Work request: Below are the records. Count the lines containing the string "image", and reply with the number alone.

Raw data:
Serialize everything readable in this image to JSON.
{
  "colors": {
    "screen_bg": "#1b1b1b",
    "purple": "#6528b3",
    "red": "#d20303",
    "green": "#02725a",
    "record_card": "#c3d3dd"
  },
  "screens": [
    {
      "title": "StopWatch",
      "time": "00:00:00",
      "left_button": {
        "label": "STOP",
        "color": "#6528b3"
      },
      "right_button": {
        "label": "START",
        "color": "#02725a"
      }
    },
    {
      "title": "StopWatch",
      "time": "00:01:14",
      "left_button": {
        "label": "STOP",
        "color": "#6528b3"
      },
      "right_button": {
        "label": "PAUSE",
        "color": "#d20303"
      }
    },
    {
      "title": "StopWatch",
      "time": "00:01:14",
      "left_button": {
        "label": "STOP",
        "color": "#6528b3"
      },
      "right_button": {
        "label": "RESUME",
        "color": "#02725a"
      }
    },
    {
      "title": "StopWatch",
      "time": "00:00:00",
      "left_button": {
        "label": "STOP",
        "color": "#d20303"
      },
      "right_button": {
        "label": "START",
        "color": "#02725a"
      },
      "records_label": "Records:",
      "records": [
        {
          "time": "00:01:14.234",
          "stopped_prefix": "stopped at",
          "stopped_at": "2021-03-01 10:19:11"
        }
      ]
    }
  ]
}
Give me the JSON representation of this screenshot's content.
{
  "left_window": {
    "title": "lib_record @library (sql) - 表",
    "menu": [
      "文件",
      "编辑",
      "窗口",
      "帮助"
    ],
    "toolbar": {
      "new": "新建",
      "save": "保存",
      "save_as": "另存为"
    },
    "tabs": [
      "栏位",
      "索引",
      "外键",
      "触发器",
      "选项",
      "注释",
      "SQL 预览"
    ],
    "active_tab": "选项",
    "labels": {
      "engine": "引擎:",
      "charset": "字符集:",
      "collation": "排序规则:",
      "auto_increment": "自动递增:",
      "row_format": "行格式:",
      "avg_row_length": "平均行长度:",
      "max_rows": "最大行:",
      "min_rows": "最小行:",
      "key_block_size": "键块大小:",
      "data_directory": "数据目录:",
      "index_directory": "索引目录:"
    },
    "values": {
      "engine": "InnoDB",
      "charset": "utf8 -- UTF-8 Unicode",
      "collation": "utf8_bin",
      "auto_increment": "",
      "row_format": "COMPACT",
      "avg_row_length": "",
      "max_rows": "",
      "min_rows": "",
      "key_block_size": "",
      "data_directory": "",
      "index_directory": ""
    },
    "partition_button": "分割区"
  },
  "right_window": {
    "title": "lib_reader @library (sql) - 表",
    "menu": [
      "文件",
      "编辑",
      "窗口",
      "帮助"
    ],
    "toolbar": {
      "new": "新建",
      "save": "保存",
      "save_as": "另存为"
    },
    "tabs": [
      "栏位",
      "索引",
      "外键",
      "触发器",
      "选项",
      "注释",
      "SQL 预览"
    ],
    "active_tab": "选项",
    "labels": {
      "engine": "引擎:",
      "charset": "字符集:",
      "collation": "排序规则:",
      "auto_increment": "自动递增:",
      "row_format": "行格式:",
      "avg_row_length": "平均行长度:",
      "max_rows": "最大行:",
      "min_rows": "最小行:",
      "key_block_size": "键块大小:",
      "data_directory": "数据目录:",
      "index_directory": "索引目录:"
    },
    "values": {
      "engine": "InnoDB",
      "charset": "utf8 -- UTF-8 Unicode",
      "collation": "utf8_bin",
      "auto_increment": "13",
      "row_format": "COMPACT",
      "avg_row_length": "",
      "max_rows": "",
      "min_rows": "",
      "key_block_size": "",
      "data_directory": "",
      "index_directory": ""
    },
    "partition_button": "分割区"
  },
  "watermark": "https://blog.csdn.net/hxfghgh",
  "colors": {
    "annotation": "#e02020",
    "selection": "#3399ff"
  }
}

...

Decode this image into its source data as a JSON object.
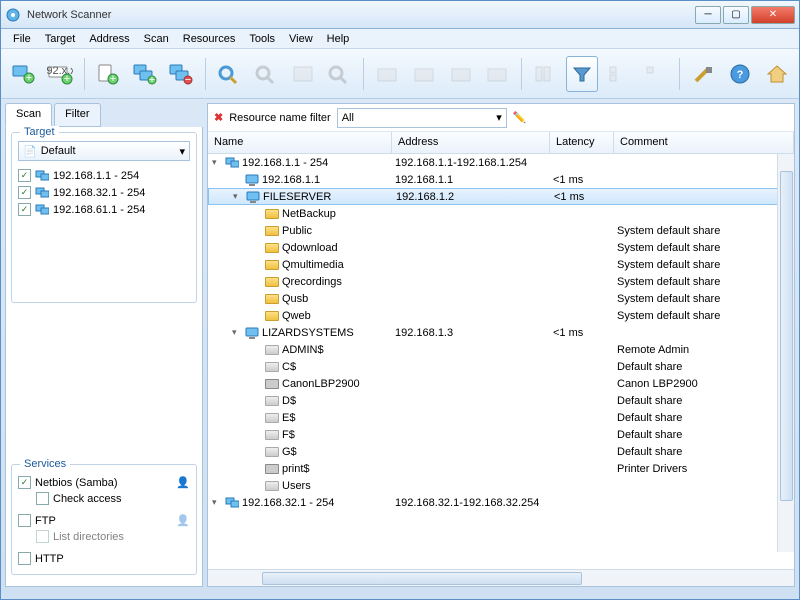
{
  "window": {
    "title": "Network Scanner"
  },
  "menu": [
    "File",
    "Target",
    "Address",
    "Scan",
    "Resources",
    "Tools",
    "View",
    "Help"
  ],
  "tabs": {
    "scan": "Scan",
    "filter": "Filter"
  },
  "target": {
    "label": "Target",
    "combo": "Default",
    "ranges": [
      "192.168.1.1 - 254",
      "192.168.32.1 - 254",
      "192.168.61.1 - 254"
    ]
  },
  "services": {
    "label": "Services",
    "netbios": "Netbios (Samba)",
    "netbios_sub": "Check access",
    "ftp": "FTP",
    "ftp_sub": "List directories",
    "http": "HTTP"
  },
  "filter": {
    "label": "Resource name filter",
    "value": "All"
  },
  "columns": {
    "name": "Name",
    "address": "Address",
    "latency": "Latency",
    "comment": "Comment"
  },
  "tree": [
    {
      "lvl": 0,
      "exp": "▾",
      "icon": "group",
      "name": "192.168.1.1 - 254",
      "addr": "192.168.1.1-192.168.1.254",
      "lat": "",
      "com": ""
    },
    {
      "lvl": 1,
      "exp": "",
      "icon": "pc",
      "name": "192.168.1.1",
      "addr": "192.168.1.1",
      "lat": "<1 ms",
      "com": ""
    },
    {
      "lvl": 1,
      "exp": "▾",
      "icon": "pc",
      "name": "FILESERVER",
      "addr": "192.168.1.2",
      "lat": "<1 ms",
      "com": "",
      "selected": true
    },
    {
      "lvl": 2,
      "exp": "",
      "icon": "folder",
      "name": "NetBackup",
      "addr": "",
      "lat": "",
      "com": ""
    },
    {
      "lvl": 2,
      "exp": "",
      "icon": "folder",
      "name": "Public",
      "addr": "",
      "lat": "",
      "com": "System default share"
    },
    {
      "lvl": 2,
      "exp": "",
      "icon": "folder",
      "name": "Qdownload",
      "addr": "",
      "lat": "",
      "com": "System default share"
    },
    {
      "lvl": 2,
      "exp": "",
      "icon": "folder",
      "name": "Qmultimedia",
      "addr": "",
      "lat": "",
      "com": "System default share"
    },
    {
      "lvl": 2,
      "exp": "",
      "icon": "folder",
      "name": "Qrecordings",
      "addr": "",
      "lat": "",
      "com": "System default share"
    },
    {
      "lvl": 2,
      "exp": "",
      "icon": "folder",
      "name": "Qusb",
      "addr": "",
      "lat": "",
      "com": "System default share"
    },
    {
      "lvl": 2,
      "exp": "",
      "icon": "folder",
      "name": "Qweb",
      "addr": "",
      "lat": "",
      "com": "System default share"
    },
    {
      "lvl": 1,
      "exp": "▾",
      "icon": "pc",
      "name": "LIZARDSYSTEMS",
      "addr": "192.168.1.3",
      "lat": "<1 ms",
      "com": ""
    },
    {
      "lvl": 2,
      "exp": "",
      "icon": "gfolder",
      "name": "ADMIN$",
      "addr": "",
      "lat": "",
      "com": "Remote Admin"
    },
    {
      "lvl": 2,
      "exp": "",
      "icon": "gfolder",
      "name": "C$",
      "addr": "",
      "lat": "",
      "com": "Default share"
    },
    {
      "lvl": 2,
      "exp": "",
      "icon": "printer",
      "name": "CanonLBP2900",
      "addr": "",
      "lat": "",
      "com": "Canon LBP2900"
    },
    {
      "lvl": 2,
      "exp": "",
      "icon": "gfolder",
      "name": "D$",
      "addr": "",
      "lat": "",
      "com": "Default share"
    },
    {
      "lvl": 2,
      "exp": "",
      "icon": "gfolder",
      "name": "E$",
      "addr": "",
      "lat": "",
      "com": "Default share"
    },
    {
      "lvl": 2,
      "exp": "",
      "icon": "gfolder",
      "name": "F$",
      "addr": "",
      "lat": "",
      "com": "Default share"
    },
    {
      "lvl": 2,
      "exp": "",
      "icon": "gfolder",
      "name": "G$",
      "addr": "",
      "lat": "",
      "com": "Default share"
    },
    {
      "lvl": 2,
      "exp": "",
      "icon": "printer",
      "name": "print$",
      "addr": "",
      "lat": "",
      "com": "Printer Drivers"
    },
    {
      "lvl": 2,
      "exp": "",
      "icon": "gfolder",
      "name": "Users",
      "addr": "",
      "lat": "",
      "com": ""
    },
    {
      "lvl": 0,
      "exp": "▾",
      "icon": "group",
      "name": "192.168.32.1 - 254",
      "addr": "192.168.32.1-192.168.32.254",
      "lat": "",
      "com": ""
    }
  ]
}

Worked solution: 2